## EXERCISE INSTRUCTIONS
Reproduce the whole listing that follows, exactly as it stands.

(DATASET RECORDS)

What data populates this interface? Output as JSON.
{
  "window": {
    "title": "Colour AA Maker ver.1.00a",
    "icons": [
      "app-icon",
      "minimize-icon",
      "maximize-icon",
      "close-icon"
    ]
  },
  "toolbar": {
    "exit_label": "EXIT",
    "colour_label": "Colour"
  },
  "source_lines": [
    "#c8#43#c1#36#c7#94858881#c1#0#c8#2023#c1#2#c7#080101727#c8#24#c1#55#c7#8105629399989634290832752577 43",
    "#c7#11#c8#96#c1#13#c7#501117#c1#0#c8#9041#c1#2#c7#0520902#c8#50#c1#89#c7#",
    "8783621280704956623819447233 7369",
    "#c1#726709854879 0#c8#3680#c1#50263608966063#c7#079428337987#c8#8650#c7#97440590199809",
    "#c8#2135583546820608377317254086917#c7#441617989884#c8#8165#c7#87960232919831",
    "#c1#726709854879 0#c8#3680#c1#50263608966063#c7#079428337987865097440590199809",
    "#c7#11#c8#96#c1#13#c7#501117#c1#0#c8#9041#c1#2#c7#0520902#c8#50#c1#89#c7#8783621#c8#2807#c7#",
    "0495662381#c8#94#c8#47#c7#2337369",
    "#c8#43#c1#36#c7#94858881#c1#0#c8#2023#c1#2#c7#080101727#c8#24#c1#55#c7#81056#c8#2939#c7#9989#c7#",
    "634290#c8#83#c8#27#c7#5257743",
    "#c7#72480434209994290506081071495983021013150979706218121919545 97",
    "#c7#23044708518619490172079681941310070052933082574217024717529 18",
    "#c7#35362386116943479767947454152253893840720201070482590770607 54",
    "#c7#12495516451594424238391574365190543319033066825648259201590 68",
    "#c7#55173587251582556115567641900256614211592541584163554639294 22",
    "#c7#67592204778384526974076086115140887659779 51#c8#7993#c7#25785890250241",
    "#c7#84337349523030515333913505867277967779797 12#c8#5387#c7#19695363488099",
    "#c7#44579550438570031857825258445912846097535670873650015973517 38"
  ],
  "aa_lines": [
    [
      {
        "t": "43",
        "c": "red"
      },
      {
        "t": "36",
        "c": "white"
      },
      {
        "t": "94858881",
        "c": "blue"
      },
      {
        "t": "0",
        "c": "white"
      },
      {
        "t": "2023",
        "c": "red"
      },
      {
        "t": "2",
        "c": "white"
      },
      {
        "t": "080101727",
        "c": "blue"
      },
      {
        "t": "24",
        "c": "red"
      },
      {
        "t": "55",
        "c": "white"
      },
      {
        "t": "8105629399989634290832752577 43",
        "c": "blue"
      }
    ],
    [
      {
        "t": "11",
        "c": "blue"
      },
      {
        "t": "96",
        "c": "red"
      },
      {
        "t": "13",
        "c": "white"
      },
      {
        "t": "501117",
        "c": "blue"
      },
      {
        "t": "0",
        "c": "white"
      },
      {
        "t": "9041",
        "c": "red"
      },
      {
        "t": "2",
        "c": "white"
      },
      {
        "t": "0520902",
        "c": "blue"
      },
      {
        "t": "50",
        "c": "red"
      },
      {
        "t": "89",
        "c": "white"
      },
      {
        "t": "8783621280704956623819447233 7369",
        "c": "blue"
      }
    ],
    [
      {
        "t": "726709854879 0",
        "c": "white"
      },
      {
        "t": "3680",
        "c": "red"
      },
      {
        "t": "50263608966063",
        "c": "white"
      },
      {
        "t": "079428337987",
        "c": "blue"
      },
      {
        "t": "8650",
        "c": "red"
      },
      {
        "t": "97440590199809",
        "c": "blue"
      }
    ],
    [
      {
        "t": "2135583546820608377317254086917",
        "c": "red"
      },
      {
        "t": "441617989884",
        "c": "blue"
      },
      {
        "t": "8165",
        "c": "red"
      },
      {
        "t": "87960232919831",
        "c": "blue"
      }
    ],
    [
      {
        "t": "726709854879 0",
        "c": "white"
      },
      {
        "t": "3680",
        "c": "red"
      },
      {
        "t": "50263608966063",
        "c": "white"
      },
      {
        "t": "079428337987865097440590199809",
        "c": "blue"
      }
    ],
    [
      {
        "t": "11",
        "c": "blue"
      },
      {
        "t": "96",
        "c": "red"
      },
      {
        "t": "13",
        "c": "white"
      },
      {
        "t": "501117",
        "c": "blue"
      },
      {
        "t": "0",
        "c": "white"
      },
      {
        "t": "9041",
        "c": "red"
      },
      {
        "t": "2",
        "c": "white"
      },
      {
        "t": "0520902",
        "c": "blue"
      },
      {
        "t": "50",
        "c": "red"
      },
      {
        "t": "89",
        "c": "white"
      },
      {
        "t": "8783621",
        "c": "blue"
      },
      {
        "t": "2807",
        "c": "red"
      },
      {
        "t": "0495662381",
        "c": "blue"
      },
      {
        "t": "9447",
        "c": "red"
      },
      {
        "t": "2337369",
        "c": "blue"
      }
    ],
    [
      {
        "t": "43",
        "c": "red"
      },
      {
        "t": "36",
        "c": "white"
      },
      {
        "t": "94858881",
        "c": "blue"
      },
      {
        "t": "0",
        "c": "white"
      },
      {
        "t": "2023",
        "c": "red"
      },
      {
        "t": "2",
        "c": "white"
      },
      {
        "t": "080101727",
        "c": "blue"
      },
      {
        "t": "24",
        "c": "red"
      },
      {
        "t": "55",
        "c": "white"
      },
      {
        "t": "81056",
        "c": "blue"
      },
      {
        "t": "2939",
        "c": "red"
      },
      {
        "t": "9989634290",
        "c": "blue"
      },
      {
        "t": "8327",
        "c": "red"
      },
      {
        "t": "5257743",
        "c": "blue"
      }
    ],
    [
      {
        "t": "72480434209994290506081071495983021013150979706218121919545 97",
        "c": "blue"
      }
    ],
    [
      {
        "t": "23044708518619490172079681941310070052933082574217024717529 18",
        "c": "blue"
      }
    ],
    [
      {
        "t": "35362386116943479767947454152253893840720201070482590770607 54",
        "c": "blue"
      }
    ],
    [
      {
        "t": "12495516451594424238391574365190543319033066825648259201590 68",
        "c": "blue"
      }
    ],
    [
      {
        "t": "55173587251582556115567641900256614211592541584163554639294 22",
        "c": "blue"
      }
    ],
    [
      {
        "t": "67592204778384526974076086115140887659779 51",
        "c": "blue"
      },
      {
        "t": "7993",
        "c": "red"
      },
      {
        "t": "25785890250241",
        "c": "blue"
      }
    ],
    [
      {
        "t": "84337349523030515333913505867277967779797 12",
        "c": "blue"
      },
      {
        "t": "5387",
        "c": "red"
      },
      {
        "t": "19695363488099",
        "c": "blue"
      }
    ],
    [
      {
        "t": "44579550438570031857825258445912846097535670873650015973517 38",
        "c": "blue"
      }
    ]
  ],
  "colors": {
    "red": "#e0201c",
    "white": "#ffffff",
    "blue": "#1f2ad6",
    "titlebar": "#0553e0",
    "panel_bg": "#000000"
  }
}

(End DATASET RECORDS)

## THE ANSWER
What data populates this interface? Output as JSON.
{
  "window": {
    "title": "Colour AA Maker ver.1.00a",
    "icons": [
      "app-icon",
      "minimize-icon",
      "maximize-icon",
      "close-icon"
    ]
  },
  "toolbar": {
    "exit_label": "EXIT",
    "colour_label": "Colour"
  },
  "source_lines": [
    "#c8#43#c1#36#c7#94858881#c1#0#c8#2023#c1#2#c7#080101727#c8#24#c1#55#c7#8105629399989634290832752577 43",
    "#c7#11#c8#96#c1#13#c7#501117#c1#0#c8#9041#c1#2#c7#0520902#c8#50#c1#89#c7#",
    "8783621280704956623819447233 7369",
    "#c1#726709854879 0#c8#3680#c1#50263608966063#c7#079428337987#c8#8650#c7#97440590199809",
    "#c8#2135583546820608377317254086917#c7#441617989884#c8#8165#c7#87960232919831",
    "#c1#726709854879 0#c8#3680#c1#50263608966063#c7#079428337987865097440590199809",
    "#c7#11#c8#96#c1#13#c7#501117#c1#0#c8#9041#c1#2#c7#0520902#c8#50#c1#89#c7#8783621#c8#2807#c7#",
    "0495662381#c8#94#c8#47#c7#2337369",
    "#c8#43#c1#36#c7#94858881#c1#0#c8#2023#c1#2#c7#080101727#c8#24#c1#55#c7#81056#c8#2939#c7#9989#c7#",
    "634290#c8#83#c8#27#c7#5257743",
    "#c7#72480434209994290506081071495983021013150979706218121919545 97",
    "#c7#23044708518619490172079681941310070052933082574217024717529 18",
    "#c7#35362386116943479767947454152253893840720201070482590770607 54",
    "#c7#12495516451594424238391574365190543319033066825648259201590 68",
    "#c7#55173587251582556115567641900256614211592541584163554639294 22",
    "#c7#67592204778384526974076086115140887659779 51#c8#7993#c7#25785890250241",
    "#c7#84337349523030515333913505867277967779797 12#c8#5387#c7#19695363488099",
    "#c7#44579550438570031857825258445912846097535670873650015973517 38"
  ],
  "aa_lines": [
    [
      {
        "t": "43",
        "c": "red"
      },
      {
        "t": "36",
        "c": "white"
      },
      {
        "t": "94858881",
        "c": "blue"
      },
      {
        "t": "0",
        "c": "white"
      },
      {
        "t": "2023",
        "c": "red"
      },
      {
        "t": "2",
        "c": "white"
      },
      {
        "t": "080101727",
        "c": "blue"
      },
      {
        "t": "24",
        "c": "red"
      },
      {
        "t": "55",
        "c": "white"
      },
      {
        "t": "8105629399989634290832752577 43",
        "c": "blue"
      }
    ],
    [
      {
        "t": "11",
        "c": "blue"
      },
      {
        "t": "96",
        "c": "red"
      },
      {
        "t": "13",
        "c": "white"
      },
      {
        "t": "501117",
        "c": "blue"
      },
      {
        "t": "0",
        "c": "white"
      },
      {
        "t": "9041",
        "c": "red"
      },
      {
        "t": "2",
        "c": "white"
      },
      {
        "t": "0520902",
        "c": "blue"
      },
      {
        "t": "50",
        "c": "red"
      },
      {
        "t": "89",
        "c": "white"
      },
      {
        "t": "8783621280704956623819447233 7369",
        "c": "blue"
      }
    ],
    [
      {
        "t": "726709854879 0",
        "c": "white"
      },
      {
        "t": "3680",
        "c": "red"
      },
      {
        "t": "50263608966063",
        "c": "white"
      },
      {
        "t": "079428337987",
        "c": "blue"
      },
      {
        "t": "8650",
        "c": "red"
      },
      {
        "t": "97440590199809",
        "c": "blue"
      }
    ],
    [
      {
        "t": "2135583546820608377317254086917",
        "c": "red"
      },
      {
        "t": "441617989884",
        "c": "blue"
      },
      {
        "t": "8165",
        "c": "red"
      },
      {
        "t": "87960232919831",
        "c": "blue"
      }
    ],
    [
      {
        "t": "726709854879 0",
        "c": "white"
      },
      {
        "t": "3680",
        "c": "red"
      },
      {
        "t": "50263608966063",
        "c": "white"
      },
      {
        "t": "079428337987865097440590199809",
        "c": "blue"
      }
    ],
    [
      {
        "t": "11",
        "c": "blue"
      },
      {
        "t": "96",
        "c": "red"
      },
      {
        "t": "13",
        "c": "white"
      },
      {
        "t": "501117",
        "c": "blue"
      },
      {
        "t": "0",
        "c": "white"
      },
      {
        "t": "9041",
        "c": "red"
      },
      {
        "t": "2",
        "c": "white"
      },
      {
        "t": "0520902",
        "c": "blue"
      },
      {
        "t": "50",
        "c": "red"
      },
      {
        "t": "89",
        "c": "white"
      },
      {
        "t": "8783621",
        "c": "blue"
      },
      {
        "t": "2807",
        "c": "red"
      },
      {
        "t": "0495662381",
        "c": "blue"
      },
      {
        "t": "9447",
        "c": "red"
      },
      {
        "t": "2337369",
        "c": "blue"
      }
    ],
    [
      {
        "t": "43",
        "c": "red"
      },
      {
        "t": "36",
        "c": "white"
      },
      {
        "t": "94858881",
        "c": "blue"
      },
      {
        "t": "0",
        "c": "white"
      },
      {
        "t": "2023",
        "c": "red"
      },
      {
        "t": "2",
        "c": "white"
      },
      {
        "t": "080101727",
        "c": "blue"
      },
      {
        "t": "24",
        "c": "red"
      },
      {
        "t": "55",
        "c": "white"
      },
      {
        "t": "81056",
        "c": "blue"
      },
      {
        "t": "2939",
        "c": "red"
      },
      {
        "t": "9989634290",
        "c": "blue"
      },
      {
        "t": "8327",
        "c": "red"
      },
      {
        "t": "5257743",
        "c": "blue"
      }
    ],
    [
      {
        "t": "72480434209994290506081071495983021013150979706218121919545 97",
        "c": "blue"
      }
    ],
    [
      {
        "t": "23044708518619490172079681941310070052933082574217024717529 18",
        "c": "blue"
      }
    ],
    [
      {
        "t": "35362386116943479767947454152253893840720201070482590770607 54",
        "c": "blue"
      }
    ],
    [
      {
        "t": "12495516451594424238391574365190543319033066825648259201590 68",
        "c": "blue"
      }
    ],
    [
      {
        "t": "55173587251582556115567641900256614211592541584163554639294 22",
        "c": "blue"
      }
    ],
    [
      {
        "t": "67592204778384526974076086115140887659779 51",
        "c": "blue"
      },
      {
        "t": "7993",
        "c": "red"
      },
      {
        "t": "25785890250241",
        "c": "blue"
      }
    ],
    [
      {
        "t": "84337349523030515333913505867277967779797 12",
        "c": "blue"
      },
      {
        "t": "5387",
        "c": "red"
      },
      {
        "t": "19695363488099",
        "c": "blue"
      }
    ],
    [
      {
        "t": "44579550438570031857825258445912846097535670873650015973517 38",
        "c": "blue"
      }
    ]
  ],
  "colors": {
    "red": "#e0201c",
    "white": "#ffffff",
    "blue": "#1f2ad6",
    "titlebar": "#0553e0",
    "panel_bg": "#000000"
  }
}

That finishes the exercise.